Every line containing the string "Items" is to be copied from the records.

++++++++++

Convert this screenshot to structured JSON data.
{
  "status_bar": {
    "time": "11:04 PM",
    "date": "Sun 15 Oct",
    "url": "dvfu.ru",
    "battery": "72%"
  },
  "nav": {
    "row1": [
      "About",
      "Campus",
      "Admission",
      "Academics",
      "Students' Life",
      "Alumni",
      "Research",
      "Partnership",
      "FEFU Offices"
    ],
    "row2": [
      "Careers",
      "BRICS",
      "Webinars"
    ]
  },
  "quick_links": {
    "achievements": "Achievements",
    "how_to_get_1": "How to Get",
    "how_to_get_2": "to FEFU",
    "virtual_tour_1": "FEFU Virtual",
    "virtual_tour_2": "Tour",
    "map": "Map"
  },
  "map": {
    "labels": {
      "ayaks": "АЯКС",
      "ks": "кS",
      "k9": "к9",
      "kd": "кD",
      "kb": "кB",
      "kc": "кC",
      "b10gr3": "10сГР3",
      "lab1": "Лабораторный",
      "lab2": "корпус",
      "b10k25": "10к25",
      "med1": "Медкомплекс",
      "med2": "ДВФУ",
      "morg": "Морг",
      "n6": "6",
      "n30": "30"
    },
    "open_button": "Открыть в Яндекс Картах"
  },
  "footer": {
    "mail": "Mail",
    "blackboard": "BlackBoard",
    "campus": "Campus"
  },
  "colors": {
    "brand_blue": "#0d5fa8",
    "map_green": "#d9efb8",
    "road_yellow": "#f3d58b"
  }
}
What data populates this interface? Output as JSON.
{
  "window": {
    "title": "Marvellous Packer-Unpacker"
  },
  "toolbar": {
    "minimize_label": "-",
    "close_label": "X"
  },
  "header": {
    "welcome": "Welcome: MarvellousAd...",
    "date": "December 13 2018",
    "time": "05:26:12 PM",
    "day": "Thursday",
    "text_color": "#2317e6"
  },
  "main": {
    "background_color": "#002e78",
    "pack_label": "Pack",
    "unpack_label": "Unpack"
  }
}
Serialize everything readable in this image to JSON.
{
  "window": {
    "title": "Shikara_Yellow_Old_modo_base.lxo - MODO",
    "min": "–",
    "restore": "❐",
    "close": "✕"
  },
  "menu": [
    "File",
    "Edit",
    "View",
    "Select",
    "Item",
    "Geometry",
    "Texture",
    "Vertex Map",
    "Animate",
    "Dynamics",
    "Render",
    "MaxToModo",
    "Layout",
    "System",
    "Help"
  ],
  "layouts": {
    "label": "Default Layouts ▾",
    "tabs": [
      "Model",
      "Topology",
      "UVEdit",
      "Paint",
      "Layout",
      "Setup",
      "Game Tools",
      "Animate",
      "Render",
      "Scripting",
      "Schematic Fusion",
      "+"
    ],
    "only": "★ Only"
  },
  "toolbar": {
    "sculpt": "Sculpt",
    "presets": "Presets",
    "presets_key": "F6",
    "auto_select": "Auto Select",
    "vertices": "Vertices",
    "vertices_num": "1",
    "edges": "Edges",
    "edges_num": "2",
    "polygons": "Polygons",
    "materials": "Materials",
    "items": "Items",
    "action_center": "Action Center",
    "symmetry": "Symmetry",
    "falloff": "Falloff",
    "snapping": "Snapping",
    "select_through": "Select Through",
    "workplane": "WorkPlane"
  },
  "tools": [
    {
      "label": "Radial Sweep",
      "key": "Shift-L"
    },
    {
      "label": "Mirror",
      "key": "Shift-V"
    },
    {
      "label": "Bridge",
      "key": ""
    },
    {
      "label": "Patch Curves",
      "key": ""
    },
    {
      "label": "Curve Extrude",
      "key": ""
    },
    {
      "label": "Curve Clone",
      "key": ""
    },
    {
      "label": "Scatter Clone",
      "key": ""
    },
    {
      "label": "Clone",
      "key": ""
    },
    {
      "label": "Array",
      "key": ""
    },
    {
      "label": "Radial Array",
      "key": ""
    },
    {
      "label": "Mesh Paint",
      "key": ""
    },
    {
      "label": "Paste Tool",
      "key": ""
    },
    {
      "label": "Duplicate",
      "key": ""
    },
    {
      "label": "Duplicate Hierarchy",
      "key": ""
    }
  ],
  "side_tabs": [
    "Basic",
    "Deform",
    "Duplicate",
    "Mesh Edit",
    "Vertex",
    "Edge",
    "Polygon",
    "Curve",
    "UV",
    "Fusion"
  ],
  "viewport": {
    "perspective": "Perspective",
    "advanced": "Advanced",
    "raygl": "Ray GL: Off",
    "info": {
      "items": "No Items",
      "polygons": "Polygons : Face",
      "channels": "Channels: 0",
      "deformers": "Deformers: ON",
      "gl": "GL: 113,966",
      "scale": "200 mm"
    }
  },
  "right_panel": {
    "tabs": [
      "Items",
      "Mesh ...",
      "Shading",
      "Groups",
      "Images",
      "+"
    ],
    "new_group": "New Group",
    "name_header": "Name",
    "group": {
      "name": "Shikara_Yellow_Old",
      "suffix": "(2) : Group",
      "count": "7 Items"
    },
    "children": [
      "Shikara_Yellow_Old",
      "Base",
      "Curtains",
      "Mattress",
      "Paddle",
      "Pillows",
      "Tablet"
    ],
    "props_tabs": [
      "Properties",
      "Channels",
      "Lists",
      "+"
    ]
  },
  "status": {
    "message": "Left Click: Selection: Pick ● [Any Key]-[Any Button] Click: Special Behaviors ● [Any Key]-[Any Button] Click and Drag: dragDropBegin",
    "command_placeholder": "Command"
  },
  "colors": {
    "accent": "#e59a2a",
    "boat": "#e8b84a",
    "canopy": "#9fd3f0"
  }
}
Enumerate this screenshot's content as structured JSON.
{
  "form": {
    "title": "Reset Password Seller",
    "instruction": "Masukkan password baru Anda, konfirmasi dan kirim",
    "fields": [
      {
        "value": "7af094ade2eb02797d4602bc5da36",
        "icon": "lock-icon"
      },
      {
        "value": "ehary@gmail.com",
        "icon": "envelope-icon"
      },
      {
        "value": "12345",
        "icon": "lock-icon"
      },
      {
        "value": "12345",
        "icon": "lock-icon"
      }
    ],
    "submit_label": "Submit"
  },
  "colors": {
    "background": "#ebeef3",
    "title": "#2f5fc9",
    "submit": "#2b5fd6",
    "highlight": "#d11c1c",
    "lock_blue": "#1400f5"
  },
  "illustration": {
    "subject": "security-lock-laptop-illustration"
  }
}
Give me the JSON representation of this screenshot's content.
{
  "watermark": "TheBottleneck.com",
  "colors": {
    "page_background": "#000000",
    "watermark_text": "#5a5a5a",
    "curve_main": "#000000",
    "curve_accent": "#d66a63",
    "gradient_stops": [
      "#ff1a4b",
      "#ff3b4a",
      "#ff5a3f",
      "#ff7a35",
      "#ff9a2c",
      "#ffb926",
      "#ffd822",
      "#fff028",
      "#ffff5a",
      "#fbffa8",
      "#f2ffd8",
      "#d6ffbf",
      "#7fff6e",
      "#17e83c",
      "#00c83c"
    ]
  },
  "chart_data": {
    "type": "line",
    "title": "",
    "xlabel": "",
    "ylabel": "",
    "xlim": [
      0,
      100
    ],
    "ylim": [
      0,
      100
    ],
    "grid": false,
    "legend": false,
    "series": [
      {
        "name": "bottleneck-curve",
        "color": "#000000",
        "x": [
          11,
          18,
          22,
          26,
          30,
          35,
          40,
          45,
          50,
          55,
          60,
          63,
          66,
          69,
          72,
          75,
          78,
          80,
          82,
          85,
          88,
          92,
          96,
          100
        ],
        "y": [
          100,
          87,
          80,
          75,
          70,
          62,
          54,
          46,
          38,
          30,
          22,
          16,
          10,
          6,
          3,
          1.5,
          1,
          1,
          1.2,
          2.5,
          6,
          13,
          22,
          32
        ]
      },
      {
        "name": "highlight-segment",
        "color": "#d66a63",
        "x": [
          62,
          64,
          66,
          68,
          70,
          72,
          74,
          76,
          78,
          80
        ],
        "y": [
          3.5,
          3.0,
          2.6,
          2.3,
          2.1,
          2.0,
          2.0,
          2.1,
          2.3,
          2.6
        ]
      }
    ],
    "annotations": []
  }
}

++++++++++

REPLY TO THE EXERCISE ->
    "items": "Items",
      "items": "No Items",
      "Items",
      "count": "7 Items"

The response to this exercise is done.